First and dumb.
That’s the play Georgia chose to call Saturday night, trying to snatch victory from likely defeat. Trailing South Carolina, 38-35, with five and a half minutes left in the rainy contest, Carolina quarterback Dylan Thompson found Georgia’s Damian Swann with a pass.
No small feat there. For seemingly the first time in the entire game, Swann was not only in the right place at the right time, he was also within hailing distance of the man he was purportedly covering.
If this wasn’t gift wrapping a comeback win, no such thing exists. Swann returned the gift to the Carolina 8-yard line, and a penalty set up Georgia with first and goal from the four.
Then first and goal became first and dumb.
On the field with Georgia’s offense was Todd Gurley. You know, the preseason All-America and Heisman Trophy candidate. Compared by Fran Tarkenton to Jim Brown during the pregame hype.
Gurley had already carried the ball 19 times for 128 yards and a touchdown. He also had a 54-yard touchdown scamper called back by a phantom holding call.
So, with four shots from the four yard line, you give the ball to Gurley, right?
In hindsight, yes. “If we had to do it again,” head coach Mark Richt lamented to the Athens Banner-Herald, “we would have hammered it.”
Instead, the call was first and dumb.
“We tried to run a little fake boot,” quarterback Hutson Mason told the ABH. “Felt really good about it. Obviously, everybody in the world knew we were probably going to give the ball to Todd, and we got two more downs to punch it in.”
In this episode of Logic Takes a Holiday, Georgia’s brain trust immediately reduced by a third the number of attempts Gurley would have to slam into the end zone with the ball. We assume that offensive coordinator Mike Bobo made the call, but he has remained unavailable for comment since the incident.
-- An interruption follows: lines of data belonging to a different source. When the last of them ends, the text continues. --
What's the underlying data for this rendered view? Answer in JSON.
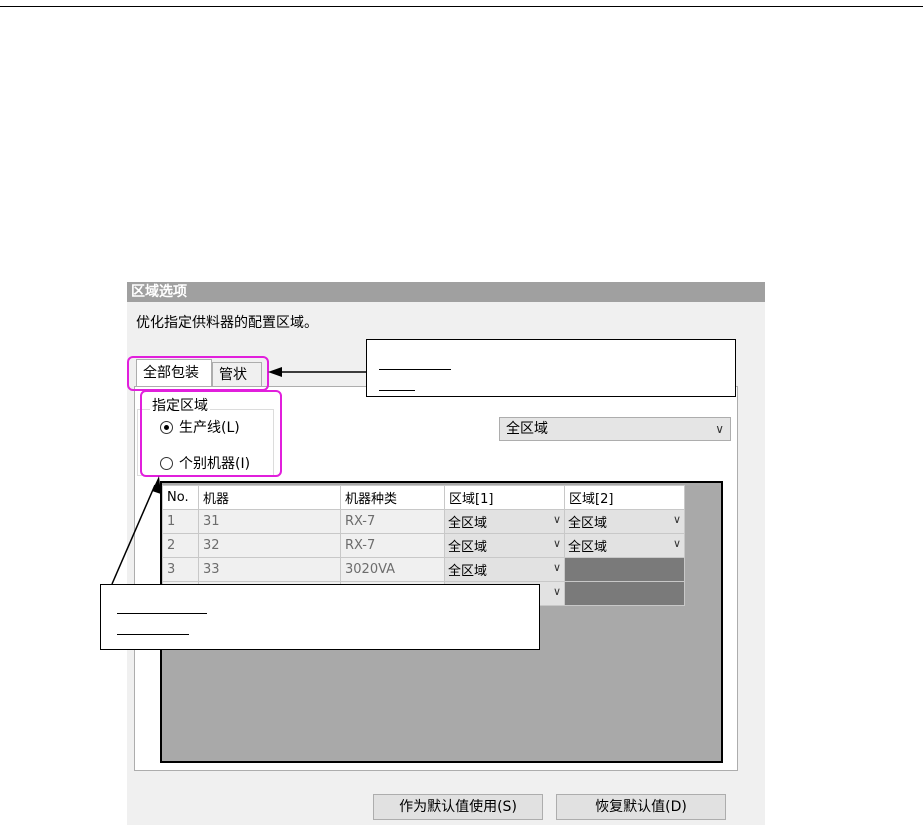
{
  "dialog": {
    "title": "区域选项",
    "description": "优化指定供料器的配置区域。",
    "tabs": [
      {
        "label": "全部包装"
      },
      {
        "label": "管状"
      }
    ],
    "group": {
      "title": "指定区域",
      "options": [
        {
          "label": "生产线(L)",
          "selected": true
        },
        {
          "label": "个别机器(I)",
          "selected": false
        }
      ]
    },
    "area_dropdown": {
      "value": "全区域"
    },
    "table": {
      "headers": [
        "No.",
        "机器",
        "机器种类",
        "区域[1]",
        "区域[2]"
      ],
      "rows": [
        {
          "no": "1",
          "machine": "31",
          "type": "RX-7",
          "area1": "全区域",
          "area2": "全区域"
        },
        {
          "no": "2",
          "machine": "32",
          "type": "RX-7",
          "area1": "全区域",
          "area2": "全区域"
        },
        {
          "no": "3",
          "machine": "33",
          "type": "3020VA",
          "area1": "全区域",
          "area2": ""
        },
        {
          "no": "",
          "machine": "",
          "type": "",
          "area1": "",
          "area2": ""
        }
      ]
    },
    "buttons": {
      "set_default": "作为默认值使用(S)",
      "restore_default": "恢复默认值(D)"
    }
  },
  "colors": {
    "highlight": "#e11fdc",
    "titlebar": "#a0a0a0"
  }
}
Georgia also took the ball out of the capable hands of its star playmaker, a third-year starter, and gave it to a new quarterback with but three starts under his belt.
What could possibly go wrong?
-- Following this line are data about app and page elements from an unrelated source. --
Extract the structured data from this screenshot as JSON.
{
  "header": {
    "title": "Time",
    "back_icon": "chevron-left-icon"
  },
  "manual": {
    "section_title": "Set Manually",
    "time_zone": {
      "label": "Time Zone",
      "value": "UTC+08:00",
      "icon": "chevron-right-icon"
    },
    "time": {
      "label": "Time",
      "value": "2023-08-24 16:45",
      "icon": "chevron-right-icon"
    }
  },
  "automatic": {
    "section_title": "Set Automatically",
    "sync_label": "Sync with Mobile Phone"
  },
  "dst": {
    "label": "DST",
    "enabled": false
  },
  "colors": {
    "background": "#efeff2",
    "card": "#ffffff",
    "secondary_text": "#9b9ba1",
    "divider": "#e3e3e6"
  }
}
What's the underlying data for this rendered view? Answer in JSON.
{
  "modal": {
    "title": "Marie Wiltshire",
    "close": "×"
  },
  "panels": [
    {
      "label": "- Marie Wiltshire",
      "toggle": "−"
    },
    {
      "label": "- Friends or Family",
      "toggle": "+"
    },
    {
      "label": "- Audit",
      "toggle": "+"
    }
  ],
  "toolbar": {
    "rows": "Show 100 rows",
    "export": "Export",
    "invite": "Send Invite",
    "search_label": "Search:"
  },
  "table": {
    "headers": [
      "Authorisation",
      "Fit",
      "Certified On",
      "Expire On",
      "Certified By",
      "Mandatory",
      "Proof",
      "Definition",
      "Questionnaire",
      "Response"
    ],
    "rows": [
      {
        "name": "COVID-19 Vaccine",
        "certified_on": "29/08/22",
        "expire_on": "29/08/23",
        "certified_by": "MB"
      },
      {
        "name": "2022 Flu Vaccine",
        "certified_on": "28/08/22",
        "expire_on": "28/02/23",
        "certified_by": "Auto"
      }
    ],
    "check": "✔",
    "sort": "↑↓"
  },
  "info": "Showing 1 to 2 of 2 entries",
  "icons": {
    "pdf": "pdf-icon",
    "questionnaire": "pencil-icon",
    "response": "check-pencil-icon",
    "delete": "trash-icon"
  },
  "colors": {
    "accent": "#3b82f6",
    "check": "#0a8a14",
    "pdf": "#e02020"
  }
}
Even Richt seems resigned to the folly of the call. “It’s a play that looks good when you put it in,” he told the ABH. “But it really wasn’t good at that moment.”
The dazed and stunned Dawgs did run Gurley on second and goal from the 14, but sprung him for only three yards. The third-down pass was tipped.
In the perfect denouement, Marshall Morgan trotted in to miss a 28-yard, game-tying field goal attempt.
Georgia would never get the ball back.
Now, to be fair, that one play call did not cost Georgia the game. Plenty of other mishaps contributed.
After nailing an SEC-record 20 straight field goal attempts, Morgan missed two, near the end of each half.
Brandon Kublanow was the guilty culprit who negated Gurley’s long touchdown run. Richt told the ABH that he’d have the SEC office review the call. “We thought Kublanow was in the framework of the defender. We thought it was legal.”
And the defense, so stellar in the second half against Clemson, reverted to the Daze of Martinez, asserting no pass rush and allowing receivers to roam freely about the secondary. Carolina amassed 447 yards of offense.
But Georgia had a chance to overcome all those miscues when presented with that late first and goal opportunity.
Instead, they called first and dumb.
Denton Ashway is a contributing columnist for The Times. His column appears weekly.